**ACTIVITY**
Look below. Copy each line that has "Panel" in it.

(Dataset rows describing interfaces)
BEGIN

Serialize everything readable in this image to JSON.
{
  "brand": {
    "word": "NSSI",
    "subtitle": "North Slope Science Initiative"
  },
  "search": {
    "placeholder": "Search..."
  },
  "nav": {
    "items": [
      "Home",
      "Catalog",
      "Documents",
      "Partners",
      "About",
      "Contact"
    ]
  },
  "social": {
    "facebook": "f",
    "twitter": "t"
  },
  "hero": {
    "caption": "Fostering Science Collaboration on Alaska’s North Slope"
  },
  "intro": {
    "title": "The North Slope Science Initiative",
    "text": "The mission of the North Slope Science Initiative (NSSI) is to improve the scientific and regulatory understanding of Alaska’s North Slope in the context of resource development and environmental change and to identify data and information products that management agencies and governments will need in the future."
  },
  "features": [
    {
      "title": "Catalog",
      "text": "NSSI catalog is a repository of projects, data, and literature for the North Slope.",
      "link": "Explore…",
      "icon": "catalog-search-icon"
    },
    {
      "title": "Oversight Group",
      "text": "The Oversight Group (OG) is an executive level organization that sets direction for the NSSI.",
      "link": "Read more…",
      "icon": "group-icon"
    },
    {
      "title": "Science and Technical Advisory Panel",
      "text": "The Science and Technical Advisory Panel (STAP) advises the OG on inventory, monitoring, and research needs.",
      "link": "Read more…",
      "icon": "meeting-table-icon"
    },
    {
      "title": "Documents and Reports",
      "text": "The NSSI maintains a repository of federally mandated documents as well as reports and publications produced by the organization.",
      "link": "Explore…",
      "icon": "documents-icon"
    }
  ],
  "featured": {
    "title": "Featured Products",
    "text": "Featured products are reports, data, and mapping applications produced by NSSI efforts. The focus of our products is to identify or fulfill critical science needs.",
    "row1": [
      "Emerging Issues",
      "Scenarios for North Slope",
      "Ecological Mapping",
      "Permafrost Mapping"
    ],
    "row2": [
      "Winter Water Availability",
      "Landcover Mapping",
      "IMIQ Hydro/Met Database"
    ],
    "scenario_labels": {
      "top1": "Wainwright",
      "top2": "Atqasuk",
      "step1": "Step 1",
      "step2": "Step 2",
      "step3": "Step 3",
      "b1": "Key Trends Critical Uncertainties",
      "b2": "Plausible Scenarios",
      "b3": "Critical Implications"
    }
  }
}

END

**EXERCISE RESPONSE**
      "title": "Science and Technical Advisory Panel",
      "text": "The Science and Technical Advisory Panel (STAP) advises the OG on inventory, monitoring, and research needs.",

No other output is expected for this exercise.